As time wears on, so do I. “Wears on,” a vague expression, implies that time passes tediously. Typically, we don’t say that a person “wears on,” but right now, I feel that’s what I’m doing. Living in a country half crazed and half sane is exhausting. So much makes no sense.
We profess to believe in equality, yet as of July 14th, 18 of our states had passed 30 laws making it more difficult for constituents to cast ballots. Mail-in and early voting are more difficult; voter ID requirements, more stringent; voter purges, more likely. In all, more than 400 bills to restrict voting access have been introduced in 49 states.
By the time you read this, there will surely be more, all brought to us by the Republicans, who are so unable to develop voter friendly policies that they failed to create a platform for the 2020 campaign, apparently having decided they couldn’t win on the merits and erroneously believing their presidential candidate was too big to fail. Turns out he was just too big.

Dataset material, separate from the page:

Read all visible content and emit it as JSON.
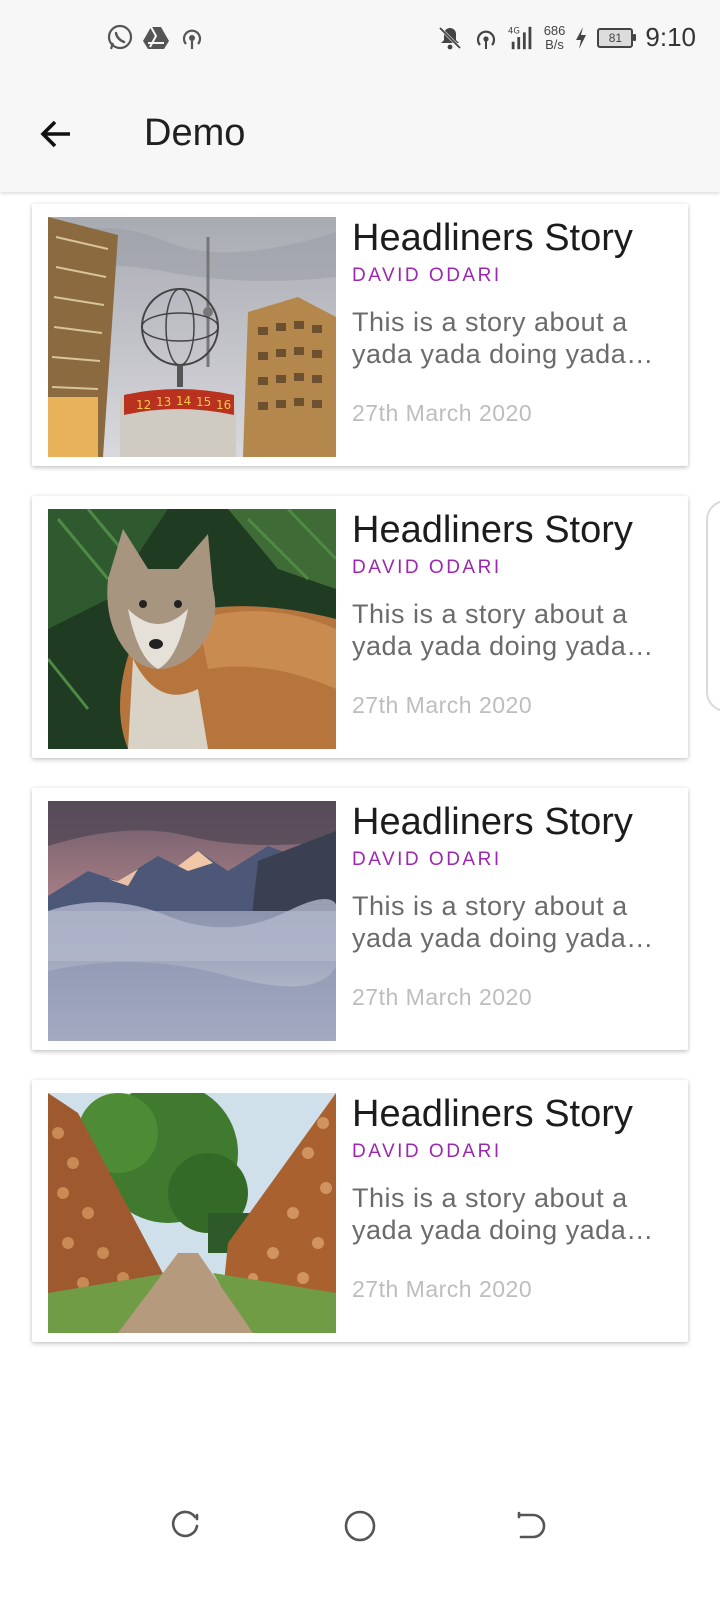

Then there’s the recount charade in Arizona, carried out by the playful sounding Cyber Ninjas (a group that has not been legally certified to do that kind of work) and apparently financed by an assortment of pro-Trump sources ranging from the Arizona Republican party to L. Lin Wood, identified as a “QAnon-promoting attorney.”
At least the attempts to undermine free and fair elections, while despicable, make sense in their own despicable way. There is the whisper of logical thought: If you can’t win by appealing to the voters, try to win by keeping the ones you don’t like from voting in the first place.
What makes no sense … what gives rise to rumination in the middle of the night … what defies all reason … is the conflation of health and politics.
Refusing the Covid vaccine is like marching off to a war without a cause. How do people not understand that? The specter of death seems to be no deterrent.
We have a certain amount of craziness built into our system …
- An electoral college that makes it possible for the presidential candidate with the fewest votes to “win”
- Senate rules that make it possible for a minority of the members to block legislation favored by the majority
- A Supreme Court whose members are appointed for life in a willy-nilly fashion: the luck of the draw, so to speak, by whoever happens to be president when a justice dies or resigns—unless, of course, one person, the majority leader of the senate, elected by the voters of one state, chooses to block the appointees confirmation
Now, one of our political parties is determined to make life even crazier--and not in a good way.